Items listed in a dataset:
==*==
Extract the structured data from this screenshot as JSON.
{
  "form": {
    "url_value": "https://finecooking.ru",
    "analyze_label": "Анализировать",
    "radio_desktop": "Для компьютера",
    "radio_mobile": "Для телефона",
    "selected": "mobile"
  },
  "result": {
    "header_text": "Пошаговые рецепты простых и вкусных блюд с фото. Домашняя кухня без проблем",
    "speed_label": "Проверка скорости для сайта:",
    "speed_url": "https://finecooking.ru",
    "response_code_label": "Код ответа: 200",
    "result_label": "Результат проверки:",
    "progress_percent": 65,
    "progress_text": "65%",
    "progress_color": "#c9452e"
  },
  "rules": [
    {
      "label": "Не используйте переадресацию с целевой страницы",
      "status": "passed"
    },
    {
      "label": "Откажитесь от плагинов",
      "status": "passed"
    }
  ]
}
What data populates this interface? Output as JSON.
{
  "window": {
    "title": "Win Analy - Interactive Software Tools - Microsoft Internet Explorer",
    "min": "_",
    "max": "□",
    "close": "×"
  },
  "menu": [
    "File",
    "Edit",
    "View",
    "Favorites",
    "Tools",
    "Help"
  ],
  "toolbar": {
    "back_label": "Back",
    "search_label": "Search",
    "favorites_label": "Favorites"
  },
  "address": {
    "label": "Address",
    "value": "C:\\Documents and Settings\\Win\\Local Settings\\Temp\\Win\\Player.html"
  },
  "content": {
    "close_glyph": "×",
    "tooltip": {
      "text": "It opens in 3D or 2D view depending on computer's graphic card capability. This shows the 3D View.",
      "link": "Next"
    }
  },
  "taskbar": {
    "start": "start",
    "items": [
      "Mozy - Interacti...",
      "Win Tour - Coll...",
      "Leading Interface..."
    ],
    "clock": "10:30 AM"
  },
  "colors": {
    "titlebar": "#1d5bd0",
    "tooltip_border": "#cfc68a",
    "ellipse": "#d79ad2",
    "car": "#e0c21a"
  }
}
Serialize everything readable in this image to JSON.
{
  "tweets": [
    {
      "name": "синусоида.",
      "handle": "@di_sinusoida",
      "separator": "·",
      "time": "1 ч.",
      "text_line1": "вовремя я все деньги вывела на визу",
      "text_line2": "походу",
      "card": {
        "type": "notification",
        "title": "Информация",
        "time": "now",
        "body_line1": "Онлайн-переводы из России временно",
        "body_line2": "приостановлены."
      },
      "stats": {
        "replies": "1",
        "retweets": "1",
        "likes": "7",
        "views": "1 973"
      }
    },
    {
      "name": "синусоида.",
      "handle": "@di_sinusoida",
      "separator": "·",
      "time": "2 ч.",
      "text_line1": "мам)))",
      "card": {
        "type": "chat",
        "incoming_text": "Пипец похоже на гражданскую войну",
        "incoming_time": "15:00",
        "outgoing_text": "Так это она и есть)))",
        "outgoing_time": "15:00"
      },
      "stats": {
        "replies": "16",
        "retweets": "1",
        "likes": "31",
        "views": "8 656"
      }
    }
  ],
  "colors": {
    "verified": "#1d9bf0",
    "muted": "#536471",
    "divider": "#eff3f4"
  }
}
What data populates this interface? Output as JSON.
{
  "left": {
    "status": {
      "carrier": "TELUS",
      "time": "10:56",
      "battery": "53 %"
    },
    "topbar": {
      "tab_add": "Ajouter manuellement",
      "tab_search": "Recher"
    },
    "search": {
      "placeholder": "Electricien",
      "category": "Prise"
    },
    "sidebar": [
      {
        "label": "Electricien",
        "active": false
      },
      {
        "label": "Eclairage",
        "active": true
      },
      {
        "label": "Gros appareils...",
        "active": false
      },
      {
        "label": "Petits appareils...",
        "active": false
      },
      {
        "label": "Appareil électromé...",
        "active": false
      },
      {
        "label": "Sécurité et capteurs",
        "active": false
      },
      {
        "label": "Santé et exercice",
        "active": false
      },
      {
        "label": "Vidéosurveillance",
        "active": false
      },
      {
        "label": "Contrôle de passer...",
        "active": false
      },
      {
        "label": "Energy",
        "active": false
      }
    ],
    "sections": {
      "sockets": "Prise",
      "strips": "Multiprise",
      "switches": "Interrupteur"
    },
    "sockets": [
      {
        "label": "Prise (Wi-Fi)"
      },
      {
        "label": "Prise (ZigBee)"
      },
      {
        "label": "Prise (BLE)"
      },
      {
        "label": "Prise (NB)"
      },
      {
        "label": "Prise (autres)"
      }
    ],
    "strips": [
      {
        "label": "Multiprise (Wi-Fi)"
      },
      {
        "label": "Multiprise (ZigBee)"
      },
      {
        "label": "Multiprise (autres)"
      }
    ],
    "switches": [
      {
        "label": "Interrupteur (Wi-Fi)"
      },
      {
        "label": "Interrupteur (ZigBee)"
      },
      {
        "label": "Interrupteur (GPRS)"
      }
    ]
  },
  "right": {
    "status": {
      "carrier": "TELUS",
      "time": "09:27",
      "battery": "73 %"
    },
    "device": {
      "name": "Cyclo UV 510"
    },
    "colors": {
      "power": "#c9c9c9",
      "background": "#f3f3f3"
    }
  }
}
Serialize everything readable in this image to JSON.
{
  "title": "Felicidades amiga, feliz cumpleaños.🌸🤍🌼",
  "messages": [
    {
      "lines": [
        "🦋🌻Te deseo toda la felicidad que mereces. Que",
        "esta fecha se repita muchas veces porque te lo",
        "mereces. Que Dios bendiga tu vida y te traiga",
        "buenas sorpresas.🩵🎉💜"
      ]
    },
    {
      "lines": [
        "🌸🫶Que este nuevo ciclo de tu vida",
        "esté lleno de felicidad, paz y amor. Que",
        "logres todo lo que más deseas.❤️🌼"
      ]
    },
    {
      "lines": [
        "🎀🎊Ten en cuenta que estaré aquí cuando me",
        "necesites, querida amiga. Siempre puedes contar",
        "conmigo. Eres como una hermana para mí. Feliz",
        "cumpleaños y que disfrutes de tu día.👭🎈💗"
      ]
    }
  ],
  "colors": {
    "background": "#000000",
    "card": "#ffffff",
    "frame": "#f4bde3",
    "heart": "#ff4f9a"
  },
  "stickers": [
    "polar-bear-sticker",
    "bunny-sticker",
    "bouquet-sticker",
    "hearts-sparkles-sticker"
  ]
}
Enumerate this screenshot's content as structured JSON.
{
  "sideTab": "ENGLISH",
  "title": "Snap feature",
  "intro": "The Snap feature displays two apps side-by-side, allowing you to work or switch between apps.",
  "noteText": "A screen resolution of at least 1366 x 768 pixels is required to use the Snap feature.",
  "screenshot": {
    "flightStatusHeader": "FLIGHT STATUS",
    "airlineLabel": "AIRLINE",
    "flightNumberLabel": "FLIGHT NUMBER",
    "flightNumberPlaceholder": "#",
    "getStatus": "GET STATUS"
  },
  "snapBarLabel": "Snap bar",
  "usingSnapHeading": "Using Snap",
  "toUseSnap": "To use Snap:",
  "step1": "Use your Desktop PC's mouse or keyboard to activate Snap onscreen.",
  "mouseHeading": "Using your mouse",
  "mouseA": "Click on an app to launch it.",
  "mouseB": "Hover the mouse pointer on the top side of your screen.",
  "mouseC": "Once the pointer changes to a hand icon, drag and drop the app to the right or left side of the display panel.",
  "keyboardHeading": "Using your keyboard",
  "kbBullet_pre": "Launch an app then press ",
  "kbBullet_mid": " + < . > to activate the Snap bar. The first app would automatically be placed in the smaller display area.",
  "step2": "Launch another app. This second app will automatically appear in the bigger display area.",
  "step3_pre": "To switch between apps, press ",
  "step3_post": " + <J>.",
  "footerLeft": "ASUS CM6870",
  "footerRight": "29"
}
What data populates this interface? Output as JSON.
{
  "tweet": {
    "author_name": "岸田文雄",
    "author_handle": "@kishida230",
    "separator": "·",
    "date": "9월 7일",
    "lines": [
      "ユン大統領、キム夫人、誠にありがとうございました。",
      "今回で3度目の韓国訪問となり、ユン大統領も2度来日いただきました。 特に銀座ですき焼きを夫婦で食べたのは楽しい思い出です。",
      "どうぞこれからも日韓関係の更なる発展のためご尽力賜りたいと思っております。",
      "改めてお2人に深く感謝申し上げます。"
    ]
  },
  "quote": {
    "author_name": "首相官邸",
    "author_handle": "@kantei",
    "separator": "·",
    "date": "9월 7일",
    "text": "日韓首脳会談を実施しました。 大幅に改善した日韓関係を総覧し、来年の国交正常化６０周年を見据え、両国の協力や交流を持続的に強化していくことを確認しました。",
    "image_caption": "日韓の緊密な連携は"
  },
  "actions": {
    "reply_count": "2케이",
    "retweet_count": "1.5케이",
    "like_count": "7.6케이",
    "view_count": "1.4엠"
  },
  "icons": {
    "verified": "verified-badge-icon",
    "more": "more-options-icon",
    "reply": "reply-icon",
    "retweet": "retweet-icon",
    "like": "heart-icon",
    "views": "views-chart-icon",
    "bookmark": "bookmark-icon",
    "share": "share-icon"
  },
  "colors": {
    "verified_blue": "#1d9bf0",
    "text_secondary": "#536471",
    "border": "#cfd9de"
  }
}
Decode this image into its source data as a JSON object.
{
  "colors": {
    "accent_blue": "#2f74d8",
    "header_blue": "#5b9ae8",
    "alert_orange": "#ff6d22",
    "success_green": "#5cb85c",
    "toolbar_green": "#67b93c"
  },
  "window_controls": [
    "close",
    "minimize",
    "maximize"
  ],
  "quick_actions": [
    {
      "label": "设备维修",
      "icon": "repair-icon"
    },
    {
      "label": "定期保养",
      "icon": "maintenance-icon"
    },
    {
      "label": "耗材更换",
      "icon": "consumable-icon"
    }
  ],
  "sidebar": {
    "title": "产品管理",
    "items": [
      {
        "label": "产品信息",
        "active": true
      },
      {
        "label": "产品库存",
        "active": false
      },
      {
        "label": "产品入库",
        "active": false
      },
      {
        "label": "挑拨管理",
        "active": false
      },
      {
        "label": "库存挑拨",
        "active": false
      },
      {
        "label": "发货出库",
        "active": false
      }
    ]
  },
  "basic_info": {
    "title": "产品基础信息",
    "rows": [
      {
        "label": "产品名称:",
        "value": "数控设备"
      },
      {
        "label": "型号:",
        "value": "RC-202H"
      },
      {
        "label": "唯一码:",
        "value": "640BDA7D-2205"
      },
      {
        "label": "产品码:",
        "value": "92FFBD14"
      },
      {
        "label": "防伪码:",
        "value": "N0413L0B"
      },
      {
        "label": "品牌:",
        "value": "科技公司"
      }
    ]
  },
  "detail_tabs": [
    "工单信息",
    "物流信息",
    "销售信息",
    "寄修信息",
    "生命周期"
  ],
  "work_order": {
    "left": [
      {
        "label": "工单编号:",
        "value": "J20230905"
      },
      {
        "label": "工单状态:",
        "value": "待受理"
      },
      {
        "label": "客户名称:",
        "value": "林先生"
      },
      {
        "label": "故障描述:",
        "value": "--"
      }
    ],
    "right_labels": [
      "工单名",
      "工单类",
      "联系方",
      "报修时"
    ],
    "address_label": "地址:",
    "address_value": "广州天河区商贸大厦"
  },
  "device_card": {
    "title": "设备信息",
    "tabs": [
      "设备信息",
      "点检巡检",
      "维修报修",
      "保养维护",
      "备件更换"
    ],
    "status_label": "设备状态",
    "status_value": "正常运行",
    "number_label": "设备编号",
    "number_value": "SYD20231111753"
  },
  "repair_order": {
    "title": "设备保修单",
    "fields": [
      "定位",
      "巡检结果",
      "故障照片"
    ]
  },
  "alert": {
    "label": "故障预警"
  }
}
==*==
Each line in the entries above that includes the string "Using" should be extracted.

### RESPONSE TO THE EXERCISE
  "usingSnapHeading": "Using Snap",
  "mouseHeading": "Using your mouse",
  "keyboardHeading": "Using your keyboard",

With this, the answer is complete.